» **What is expected**: All lines from the entries below that contain the string "Changes" should be copied out.

Excerpts from an interface dataset:
###

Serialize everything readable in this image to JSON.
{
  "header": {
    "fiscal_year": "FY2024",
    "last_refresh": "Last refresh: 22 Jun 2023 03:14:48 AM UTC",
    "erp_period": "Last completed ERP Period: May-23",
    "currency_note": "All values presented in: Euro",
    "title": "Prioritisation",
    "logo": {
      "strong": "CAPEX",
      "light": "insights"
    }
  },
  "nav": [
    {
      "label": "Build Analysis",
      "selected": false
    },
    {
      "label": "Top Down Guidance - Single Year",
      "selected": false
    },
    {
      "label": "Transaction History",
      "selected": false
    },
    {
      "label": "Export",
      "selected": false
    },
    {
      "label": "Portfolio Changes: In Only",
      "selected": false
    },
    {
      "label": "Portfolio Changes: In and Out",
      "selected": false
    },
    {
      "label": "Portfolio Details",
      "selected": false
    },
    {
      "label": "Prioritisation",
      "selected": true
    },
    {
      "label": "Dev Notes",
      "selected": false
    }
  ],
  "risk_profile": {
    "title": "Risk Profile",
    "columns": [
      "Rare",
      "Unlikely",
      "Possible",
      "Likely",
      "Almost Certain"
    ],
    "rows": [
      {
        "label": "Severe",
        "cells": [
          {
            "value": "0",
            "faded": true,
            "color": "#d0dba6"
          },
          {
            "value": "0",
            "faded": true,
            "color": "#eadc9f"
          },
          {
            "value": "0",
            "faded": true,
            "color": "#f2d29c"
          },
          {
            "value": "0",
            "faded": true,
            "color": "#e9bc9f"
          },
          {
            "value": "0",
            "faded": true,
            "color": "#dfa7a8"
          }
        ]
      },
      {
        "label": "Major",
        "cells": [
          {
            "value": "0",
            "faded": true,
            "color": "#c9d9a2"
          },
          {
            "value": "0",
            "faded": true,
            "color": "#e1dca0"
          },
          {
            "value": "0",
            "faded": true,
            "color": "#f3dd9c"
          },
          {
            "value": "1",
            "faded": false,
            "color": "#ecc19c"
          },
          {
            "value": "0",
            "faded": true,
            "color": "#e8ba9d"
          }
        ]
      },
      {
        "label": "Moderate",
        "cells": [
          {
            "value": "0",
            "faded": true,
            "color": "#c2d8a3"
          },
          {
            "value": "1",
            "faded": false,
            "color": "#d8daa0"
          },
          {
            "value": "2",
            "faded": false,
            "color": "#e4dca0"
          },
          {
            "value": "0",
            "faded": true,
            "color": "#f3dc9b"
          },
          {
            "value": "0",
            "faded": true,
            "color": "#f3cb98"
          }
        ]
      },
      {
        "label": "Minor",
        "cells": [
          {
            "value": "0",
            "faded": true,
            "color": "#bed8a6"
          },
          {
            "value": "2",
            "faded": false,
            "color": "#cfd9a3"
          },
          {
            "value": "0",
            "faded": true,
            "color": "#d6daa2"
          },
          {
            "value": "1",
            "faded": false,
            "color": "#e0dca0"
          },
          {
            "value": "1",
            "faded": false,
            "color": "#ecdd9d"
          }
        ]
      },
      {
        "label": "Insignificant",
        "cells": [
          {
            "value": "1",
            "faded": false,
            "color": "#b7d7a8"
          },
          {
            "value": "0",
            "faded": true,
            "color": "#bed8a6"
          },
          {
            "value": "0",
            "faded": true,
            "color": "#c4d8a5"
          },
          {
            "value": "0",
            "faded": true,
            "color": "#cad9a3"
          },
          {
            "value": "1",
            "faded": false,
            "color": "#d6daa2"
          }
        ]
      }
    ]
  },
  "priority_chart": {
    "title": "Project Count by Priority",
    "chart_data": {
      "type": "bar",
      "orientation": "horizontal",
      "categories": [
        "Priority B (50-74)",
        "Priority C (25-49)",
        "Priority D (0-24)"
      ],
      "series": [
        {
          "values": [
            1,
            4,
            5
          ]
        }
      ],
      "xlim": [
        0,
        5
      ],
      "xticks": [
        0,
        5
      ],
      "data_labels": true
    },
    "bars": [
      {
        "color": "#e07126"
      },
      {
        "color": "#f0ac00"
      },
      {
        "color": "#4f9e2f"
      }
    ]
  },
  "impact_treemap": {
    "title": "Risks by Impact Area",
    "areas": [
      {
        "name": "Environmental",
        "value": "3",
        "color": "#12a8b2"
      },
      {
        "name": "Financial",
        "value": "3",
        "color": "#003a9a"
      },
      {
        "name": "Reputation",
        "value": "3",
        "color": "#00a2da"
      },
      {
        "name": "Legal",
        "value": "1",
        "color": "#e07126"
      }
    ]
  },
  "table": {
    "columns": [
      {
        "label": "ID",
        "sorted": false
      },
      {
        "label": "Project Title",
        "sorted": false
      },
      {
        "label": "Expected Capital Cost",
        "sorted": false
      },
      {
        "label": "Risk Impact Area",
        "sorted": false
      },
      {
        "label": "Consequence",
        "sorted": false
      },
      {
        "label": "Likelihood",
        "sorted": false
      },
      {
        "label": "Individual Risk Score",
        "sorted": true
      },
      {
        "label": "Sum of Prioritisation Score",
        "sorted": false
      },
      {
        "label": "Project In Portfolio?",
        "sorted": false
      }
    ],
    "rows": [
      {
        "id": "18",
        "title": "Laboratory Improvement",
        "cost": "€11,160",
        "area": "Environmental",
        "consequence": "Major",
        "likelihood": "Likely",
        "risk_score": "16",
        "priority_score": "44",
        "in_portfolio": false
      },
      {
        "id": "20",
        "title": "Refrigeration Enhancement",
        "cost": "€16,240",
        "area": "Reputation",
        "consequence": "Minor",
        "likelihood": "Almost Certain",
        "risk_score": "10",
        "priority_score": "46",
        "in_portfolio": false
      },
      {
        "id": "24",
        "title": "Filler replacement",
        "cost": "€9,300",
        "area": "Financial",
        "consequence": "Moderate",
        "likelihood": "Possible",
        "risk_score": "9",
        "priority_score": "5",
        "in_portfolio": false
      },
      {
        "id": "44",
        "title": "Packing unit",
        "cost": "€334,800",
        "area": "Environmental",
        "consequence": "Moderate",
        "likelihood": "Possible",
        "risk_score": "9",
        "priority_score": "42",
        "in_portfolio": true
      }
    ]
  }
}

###

» **Answer for this exercise**:
      "label": "Portfolio Changes: In Only",
      "label": "Portfolio Changes: In and Out",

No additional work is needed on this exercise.